(Data excerpts)
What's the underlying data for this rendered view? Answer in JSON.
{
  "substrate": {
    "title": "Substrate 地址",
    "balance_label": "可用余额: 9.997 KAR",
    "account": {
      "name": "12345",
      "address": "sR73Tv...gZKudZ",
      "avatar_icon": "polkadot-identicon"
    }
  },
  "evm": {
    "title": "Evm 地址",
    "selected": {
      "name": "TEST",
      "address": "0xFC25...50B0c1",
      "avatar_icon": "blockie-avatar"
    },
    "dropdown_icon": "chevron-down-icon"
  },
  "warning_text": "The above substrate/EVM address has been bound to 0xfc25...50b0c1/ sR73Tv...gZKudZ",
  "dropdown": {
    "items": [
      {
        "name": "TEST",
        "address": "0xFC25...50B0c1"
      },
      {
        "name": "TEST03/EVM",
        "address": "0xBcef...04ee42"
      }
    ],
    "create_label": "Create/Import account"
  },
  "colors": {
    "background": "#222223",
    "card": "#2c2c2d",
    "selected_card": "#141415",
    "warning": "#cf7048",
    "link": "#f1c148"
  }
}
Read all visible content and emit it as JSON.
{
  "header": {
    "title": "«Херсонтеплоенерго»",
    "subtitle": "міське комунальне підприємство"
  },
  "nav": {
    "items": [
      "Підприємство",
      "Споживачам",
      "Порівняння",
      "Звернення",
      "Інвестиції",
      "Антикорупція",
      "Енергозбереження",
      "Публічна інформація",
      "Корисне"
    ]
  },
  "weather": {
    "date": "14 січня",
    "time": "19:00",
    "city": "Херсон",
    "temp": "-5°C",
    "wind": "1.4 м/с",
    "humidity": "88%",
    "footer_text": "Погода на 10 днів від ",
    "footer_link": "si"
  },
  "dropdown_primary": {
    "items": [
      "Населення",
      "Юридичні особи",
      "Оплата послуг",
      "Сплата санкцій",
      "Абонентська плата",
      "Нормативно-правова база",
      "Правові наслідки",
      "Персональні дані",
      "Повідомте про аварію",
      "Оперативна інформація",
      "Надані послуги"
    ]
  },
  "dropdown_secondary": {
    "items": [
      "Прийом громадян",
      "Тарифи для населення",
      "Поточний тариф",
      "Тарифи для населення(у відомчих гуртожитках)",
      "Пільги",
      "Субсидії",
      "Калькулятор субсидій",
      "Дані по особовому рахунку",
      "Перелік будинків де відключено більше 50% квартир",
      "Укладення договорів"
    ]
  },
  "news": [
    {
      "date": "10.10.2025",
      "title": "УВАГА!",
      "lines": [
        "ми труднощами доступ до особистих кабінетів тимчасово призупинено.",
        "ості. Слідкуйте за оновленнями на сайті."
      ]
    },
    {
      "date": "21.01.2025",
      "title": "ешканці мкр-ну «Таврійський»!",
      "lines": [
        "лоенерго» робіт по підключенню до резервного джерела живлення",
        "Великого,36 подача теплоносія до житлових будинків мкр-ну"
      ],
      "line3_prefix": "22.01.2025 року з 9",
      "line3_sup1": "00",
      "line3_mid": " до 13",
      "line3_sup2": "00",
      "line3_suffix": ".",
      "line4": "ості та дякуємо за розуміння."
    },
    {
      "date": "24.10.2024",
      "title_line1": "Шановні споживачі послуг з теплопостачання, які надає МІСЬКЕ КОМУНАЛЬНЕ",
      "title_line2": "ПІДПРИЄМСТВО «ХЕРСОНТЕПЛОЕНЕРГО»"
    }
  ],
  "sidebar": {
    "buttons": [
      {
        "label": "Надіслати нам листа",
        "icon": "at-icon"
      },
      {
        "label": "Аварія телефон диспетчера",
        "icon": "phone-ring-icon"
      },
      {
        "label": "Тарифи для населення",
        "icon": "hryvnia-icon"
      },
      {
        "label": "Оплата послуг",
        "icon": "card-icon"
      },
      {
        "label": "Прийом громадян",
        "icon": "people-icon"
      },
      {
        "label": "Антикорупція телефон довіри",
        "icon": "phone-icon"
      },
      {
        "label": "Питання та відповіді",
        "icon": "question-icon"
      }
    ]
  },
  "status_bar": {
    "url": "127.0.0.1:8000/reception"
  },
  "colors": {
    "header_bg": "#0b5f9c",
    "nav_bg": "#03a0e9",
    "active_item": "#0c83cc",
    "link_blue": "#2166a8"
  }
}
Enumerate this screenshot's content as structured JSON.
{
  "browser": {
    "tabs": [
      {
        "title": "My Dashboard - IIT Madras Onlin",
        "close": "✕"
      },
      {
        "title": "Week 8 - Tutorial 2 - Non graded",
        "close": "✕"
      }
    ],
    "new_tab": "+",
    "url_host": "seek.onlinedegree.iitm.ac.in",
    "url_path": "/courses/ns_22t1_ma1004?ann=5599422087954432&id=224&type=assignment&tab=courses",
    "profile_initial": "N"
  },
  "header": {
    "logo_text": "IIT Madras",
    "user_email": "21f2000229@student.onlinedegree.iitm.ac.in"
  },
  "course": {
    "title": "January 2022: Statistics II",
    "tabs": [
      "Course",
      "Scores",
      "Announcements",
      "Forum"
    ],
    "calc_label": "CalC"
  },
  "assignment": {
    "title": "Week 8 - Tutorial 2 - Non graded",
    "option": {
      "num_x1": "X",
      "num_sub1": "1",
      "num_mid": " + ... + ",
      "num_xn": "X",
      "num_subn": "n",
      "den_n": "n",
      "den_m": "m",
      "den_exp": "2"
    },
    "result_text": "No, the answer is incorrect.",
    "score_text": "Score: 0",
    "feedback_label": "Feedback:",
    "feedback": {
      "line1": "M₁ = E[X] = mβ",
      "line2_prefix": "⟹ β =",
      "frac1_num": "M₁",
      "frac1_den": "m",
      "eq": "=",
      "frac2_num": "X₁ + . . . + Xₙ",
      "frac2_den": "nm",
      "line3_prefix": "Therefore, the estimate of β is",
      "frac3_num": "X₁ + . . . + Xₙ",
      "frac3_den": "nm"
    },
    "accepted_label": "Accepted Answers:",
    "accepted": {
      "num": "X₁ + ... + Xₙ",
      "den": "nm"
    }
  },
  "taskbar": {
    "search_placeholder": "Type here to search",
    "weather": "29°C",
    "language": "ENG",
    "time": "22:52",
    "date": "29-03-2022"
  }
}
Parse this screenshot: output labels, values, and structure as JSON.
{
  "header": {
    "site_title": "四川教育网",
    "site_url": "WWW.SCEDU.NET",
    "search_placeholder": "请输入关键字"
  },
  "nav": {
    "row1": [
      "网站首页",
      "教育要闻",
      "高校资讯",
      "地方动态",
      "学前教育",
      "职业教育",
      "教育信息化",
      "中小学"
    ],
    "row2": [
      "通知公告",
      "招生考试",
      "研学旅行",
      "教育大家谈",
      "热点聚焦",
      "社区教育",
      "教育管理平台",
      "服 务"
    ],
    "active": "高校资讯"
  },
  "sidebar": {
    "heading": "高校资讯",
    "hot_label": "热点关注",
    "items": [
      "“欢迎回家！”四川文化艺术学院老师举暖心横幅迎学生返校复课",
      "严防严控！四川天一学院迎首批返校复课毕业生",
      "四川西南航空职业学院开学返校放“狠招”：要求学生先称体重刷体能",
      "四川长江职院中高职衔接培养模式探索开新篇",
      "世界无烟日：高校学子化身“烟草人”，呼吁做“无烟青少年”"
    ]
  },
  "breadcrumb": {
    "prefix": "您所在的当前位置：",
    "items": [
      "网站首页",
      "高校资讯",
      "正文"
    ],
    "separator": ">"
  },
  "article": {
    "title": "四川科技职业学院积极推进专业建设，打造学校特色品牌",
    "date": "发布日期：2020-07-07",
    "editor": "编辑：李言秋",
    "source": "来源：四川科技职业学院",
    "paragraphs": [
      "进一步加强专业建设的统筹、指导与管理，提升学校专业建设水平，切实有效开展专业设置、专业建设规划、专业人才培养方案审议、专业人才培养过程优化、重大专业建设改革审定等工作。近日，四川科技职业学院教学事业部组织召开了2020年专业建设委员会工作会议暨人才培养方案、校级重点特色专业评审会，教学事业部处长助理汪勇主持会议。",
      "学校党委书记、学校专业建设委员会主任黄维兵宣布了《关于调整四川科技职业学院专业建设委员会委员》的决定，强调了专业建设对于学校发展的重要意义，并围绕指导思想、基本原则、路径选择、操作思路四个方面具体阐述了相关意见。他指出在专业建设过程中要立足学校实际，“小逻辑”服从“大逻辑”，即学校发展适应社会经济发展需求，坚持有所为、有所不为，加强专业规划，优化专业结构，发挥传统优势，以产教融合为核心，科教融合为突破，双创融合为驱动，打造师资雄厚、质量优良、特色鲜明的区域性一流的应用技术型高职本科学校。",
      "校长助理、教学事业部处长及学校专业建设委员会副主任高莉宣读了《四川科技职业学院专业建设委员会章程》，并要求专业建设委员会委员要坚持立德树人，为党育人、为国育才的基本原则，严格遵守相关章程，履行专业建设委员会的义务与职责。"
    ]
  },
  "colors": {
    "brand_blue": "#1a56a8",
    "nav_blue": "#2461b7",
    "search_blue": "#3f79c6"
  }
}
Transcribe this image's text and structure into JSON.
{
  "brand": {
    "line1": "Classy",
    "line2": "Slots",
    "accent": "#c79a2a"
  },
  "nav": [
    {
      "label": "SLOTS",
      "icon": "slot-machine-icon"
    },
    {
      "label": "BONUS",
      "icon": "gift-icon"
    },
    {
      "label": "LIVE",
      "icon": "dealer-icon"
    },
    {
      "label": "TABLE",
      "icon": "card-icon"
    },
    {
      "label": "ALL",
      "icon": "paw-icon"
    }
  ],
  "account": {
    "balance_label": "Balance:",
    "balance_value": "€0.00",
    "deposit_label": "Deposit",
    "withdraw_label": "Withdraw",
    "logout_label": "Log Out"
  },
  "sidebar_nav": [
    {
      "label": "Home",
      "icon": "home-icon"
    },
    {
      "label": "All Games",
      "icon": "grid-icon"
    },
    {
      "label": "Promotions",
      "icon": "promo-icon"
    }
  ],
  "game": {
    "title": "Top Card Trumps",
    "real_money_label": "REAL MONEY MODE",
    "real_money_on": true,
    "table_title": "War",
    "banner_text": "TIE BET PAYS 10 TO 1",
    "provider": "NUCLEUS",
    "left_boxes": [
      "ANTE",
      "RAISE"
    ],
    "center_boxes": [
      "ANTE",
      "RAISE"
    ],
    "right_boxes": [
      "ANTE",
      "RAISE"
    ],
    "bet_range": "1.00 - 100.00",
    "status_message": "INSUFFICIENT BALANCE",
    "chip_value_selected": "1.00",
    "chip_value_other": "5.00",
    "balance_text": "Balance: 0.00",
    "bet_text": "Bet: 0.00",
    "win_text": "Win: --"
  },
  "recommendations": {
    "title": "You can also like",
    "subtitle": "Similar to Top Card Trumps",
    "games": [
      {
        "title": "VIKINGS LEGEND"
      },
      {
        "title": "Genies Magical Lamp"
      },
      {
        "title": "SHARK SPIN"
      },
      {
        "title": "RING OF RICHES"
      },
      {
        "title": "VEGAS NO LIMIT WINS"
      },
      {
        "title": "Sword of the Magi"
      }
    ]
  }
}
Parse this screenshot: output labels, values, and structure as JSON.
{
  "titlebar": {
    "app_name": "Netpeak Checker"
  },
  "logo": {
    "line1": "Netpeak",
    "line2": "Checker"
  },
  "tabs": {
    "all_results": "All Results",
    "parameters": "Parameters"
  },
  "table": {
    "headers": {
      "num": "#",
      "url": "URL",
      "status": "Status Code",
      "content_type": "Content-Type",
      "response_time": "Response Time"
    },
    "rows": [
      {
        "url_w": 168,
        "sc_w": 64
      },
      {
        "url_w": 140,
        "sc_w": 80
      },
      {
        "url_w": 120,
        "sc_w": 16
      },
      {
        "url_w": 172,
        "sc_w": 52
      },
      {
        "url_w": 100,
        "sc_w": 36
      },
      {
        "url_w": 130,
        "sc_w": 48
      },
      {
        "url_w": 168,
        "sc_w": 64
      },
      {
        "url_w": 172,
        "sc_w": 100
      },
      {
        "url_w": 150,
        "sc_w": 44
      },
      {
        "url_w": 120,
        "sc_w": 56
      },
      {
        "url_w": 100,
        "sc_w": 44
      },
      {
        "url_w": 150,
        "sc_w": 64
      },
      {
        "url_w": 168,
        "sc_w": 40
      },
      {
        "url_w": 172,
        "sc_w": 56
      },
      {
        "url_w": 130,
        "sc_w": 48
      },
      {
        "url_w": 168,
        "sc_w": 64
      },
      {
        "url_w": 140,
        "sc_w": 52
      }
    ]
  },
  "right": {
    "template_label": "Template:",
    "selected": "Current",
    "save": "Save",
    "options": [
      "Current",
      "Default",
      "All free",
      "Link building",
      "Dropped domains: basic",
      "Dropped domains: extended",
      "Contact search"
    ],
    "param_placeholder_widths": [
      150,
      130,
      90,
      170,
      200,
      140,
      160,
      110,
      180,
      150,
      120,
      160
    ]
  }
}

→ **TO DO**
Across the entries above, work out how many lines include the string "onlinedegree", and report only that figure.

→ **ANSWER SECTION**
2